[Dataset rows for apps and sites]
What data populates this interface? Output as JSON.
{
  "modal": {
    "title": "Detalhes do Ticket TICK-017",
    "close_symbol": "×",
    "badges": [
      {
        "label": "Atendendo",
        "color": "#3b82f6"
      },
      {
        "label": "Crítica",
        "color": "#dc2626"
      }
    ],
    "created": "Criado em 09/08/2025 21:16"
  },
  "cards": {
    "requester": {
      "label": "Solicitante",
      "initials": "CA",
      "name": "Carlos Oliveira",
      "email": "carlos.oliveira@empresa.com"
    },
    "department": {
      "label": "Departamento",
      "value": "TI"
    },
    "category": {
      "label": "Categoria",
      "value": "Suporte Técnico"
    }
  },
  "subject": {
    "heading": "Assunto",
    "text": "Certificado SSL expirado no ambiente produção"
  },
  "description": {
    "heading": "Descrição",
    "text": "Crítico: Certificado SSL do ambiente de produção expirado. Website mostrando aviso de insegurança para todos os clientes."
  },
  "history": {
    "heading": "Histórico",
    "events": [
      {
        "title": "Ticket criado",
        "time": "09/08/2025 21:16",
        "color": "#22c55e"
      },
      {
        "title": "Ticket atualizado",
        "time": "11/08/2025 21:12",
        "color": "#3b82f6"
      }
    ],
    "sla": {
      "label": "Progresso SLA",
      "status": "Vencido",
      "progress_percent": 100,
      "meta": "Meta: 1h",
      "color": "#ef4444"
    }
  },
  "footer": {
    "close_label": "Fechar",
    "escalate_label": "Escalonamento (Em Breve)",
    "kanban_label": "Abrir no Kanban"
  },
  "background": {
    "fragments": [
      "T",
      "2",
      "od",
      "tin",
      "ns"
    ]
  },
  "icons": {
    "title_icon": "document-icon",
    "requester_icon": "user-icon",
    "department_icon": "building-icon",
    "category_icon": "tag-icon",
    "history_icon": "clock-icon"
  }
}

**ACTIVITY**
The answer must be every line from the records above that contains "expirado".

**SOLUTION TO THIS PROBLEM**
    "text": "Certificado SSL expirado no ambiente produção"
    "text": "Crítico: Certificado SSL do ambiente de produção expirado. Website mostrando aviso de insegurança para todos os clientes."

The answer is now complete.